The task:
Your answer should be one number, the count of lines in the records that carry the string "Connectivity".
====== Data
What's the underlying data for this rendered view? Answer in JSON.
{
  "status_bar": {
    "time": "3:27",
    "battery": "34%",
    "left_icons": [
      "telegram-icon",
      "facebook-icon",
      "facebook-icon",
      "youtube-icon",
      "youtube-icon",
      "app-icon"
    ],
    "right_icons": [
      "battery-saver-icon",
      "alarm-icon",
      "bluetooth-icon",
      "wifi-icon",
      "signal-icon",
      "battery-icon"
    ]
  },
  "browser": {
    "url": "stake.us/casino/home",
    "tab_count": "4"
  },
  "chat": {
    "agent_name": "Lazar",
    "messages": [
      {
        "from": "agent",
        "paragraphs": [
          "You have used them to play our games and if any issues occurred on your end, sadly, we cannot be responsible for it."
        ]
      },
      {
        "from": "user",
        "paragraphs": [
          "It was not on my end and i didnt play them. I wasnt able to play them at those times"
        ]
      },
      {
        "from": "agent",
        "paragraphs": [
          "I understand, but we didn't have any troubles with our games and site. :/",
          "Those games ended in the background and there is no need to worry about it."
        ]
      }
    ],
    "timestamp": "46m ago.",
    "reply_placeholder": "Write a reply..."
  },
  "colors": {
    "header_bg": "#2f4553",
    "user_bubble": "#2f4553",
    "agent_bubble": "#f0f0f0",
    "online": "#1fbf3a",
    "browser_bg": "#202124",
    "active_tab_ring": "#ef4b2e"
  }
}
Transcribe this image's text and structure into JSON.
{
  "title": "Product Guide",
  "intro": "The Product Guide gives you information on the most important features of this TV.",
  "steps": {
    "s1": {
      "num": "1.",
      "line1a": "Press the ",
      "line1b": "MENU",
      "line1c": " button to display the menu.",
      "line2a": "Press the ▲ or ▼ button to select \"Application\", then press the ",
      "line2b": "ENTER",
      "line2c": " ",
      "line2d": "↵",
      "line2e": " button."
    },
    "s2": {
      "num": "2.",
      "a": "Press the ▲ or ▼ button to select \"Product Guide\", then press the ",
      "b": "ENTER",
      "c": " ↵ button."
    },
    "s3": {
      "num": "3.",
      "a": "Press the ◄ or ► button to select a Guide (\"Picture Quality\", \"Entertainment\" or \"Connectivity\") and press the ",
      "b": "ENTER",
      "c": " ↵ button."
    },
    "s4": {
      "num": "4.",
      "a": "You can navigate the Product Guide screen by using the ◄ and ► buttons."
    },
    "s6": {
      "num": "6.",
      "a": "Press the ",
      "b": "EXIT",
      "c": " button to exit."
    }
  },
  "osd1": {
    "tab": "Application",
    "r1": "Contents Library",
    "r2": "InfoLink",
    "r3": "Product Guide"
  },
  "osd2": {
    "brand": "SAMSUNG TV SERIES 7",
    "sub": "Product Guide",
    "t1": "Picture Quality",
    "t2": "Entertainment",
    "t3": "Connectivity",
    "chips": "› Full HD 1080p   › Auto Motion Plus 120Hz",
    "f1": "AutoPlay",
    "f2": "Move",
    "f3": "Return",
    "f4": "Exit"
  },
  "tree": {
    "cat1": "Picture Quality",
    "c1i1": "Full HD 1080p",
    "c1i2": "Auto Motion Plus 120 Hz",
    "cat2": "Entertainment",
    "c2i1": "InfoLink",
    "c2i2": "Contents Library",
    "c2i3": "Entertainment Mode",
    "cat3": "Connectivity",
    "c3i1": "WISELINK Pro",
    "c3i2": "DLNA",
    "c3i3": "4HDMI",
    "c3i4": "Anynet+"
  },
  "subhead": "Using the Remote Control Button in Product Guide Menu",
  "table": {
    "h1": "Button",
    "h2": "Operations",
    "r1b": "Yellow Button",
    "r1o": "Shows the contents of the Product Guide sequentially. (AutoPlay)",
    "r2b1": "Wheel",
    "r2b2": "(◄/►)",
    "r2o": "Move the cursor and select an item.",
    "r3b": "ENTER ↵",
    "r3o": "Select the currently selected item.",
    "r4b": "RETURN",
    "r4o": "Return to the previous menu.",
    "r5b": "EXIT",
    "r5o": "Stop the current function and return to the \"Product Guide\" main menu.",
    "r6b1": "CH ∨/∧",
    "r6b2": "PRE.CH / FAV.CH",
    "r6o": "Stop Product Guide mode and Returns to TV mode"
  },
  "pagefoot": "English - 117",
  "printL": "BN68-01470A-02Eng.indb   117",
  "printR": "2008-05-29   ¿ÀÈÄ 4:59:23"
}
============
Reply:
3